“Increasing availability of natural gas will strengthen our economy and contribute to economic prosperity for decades to come,” McCrory said in a statement explaining the purpose of the meeting.
Several environmental groups requested to be present, but Crystal Feldman, energy spokeswoman of the N.C. DENR, said in an email all industry representatives and special interest group requests were denied.
“The agenda and format was collectively developed by participating federal and state agencies,” she said. “No attendee was directly employed by industry.”
Under North Carolina’s Open Meetings Law, gatherings of public bodies are “official meetings” and must be open to the public when hearings, votes or deliberations are occurring, though informal meetings of members of a public body don’t have to be open.

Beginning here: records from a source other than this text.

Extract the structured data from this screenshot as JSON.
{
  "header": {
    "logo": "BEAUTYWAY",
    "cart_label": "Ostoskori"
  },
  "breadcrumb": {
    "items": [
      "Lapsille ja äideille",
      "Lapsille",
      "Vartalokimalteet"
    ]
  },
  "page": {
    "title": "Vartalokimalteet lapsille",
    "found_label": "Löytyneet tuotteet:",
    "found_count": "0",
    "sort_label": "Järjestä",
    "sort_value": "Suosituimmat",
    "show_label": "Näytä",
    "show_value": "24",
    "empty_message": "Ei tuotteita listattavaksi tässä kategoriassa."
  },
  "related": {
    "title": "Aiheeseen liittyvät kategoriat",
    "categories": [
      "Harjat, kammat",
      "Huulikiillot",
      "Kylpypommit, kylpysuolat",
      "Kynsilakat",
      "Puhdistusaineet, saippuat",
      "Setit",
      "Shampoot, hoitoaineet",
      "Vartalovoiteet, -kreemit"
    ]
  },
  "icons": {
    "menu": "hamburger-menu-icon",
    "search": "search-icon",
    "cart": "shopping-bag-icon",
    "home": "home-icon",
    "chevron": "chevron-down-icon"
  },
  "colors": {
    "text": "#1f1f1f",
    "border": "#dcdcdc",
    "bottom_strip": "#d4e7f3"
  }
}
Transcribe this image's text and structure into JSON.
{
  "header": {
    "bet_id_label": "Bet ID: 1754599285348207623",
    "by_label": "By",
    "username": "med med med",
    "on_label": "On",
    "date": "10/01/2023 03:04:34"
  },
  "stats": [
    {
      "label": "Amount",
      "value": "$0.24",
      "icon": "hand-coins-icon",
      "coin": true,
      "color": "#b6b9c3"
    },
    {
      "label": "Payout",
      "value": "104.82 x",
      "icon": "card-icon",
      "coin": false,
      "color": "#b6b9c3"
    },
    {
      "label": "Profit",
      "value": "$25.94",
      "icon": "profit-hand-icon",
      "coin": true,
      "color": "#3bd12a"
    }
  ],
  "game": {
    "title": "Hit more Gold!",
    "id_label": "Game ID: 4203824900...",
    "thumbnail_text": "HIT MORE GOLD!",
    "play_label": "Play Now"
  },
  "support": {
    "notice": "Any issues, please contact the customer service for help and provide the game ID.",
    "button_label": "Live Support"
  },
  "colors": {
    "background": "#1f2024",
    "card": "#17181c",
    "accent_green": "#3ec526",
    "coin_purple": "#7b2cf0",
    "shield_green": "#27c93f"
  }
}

Employees from both the Southern Environmental Law Center and Oceana said groups representing oil and gas companies were at the meeting to discuss the possibility of oil drilling on Atlantic coastlines.